ANAHEIM -- The Buffalo Sabres finally ended their scoreless streak, but it wasn't enough against Frederik Andersen, Corey Perry and the rest of the Anaheim Ducks.
Andersen made 22 saves to match his career-high sixth straight win and Perry had a hat trick in Anaheim's 4-1 win Wednesday against Buffalo at Honda Center.
Perry ripped a slap shot past Buffalo goalie Michal Neuvirth at 17:17 of the third after captain Ryan Getzlaf outworked a defender to the puck to set it up. Perry completed his second hat trick this season on an empty-net goal at 18:55.
The slap shot came from far out, an unorthodox spot for Perry.
"I don't score too often from out there," Perry said with a laugh. "It just found a nice bounce off the wall, but I found a nice screen in front. Kind of a seeing-eye shot."
Perry became the fastest player in Anaheim history to eight goals, in seven games.
The superlatives continue to roll in for Andersen, who became the first goaltender in NHL history to win 26 of his first 31 decisions. Andersen was 5:06 away from his second straight shutout when Tyler Ennis pushed a rebound by him to make it 2-1. Andersen had gone 152:06 without allowing a goal, and Perry said the past two games are indicative of a Ducks makeup that is taking shape. Anaheim is 6-1-0.
"I think guys are starting to fit into their role and starting to know where they fit and how they're going to play, where they're going to play," Perry said. "It's all a feeling-out process at the start of the season. The team that can come together the quickest is going to get off to the best start, and that's what we're trying to do."
Ennis' goal allowed Buffalo to avoid being shutout for the third straight game for the first time in team history. The Sabres' scoreless streak lasted 198 minutes, dating to a goal by Marcus Foligno in the third period of a shootout win against the Carolina Hurricanes on Oct.14.
Ennis found little relief in ending the drought but it was a much better showing than the 5-1 loss to Anaheim on Oct.13.
"We came out hard," Ennis said. "We matched them physically. We were hitting. That's a big strong team. We didn't back down. We played hard. We were [down] 2-1 with three minutes to go on the road against that team. I think there's a lot of positives to take out of it. It was a lot better game than the last one."
Andersen again had to be good early for Anaheim. He made a right skate save on Matt Moulson in the crease in the first period and a left skate save on Zemgus Girgensons early in the second. Andersen also skirted danger when Chris Stewart missed on a backhand and two follow-ups midway through the third.
"He was the one that kept us in," Anaheim coach Bruce Boudreau said. "If Buffalo hadn't gone so long without scoring and squeezing the stick, they probably would have scored a few more goals because they definitely outplayed us. They deserved a better fate."
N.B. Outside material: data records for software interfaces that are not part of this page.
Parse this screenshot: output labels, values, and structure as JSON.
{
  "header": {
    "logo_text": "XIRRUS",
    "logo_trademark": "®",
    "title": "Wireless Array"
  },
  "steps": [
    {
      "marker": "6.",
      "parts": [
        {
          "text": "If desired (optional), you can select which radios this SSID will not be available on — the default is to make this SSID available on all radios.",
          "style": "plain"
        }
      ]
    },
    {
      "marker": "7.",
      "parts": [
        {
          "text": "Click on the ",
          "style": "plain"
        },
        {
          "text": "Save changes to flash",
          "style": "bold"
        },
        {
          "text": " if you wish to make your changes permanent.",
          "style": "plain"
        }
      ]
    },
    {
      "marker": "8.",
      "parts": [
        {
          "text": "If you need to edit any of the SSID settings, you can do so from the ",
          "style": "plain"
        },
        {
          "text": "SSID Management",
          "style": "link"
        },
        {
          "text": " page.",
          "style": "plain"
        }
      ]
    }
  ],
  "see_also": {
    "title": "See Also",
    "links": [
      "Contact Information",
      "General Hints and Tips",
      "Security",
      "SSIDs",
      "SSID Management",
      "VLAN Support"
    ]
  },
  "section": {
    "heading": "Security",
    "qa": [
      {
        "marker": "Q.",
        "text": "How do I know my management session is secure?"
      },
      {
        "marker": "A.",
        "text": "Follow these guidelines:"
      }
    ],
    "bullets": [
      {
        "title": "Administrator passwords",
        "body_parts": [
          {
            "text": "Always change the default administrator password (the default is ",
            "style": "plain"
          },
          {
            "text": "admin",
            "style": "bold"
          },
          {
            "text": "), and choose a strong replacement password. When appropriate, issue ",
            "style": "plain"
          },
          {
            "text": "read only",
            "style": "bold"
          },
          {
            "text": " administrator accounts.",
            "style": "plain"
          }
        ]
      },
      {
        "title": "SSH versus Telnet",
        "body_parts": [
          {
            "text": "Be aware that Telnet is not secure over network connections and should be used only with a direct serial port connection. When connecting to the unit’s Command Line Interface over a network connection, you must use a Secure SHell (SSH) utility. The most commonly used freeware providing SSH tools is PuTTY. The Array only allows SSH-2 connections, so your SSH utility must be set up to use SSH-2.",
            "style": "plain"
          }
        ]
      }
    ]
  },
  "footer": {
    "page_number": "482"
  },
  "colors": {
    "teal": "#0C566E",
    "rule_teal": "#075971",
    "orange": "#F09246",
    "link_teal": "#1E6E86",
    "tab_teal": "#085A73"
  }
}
Ryan Kesler made it 2-0 at 9:20 of the second period with a wrist shot from the top of the circles that went through traffic and found the right side of the net. Perry finished a great tip pass from Getzlaf when he broke down the right side and snapped a shot that beat Neuvirth on the far blocker side at 8:50 of the first.
The opening period was also highlighted by a sustained two-minute-plus shift by Anaheim in Buffalo's zone in which the Ducks changed lines while Sabres defensemen Tyler Myers and Josh Gorges were stuck on the ice.
That was the rub for Buffalo, which needed to play a strong possession game to spark its offense but had a tough time against Kesler, among others. The Ducks won 36 of 57 faceoffs, including 12-of-18 by Kesler.
The Sabres were 0-for-2 on the power play to fall to 0-for-24, the longest slump to begin a season since the New York Rangers went 0-for-32 to start the 2003-04 season.
Buffalo will have to take optimism from the game into Thursday against the defending Stanley Cup champion Los Angeles Kings.
"At least we attacked the net a little bit here tonight," Buffalo coach Ted Nolan said. "We shot the puck. We had a lot of great opportunities and saw the net on a lot of them. When things are going bad, usually luck doesn't follow you. When you turn it around, usually it does."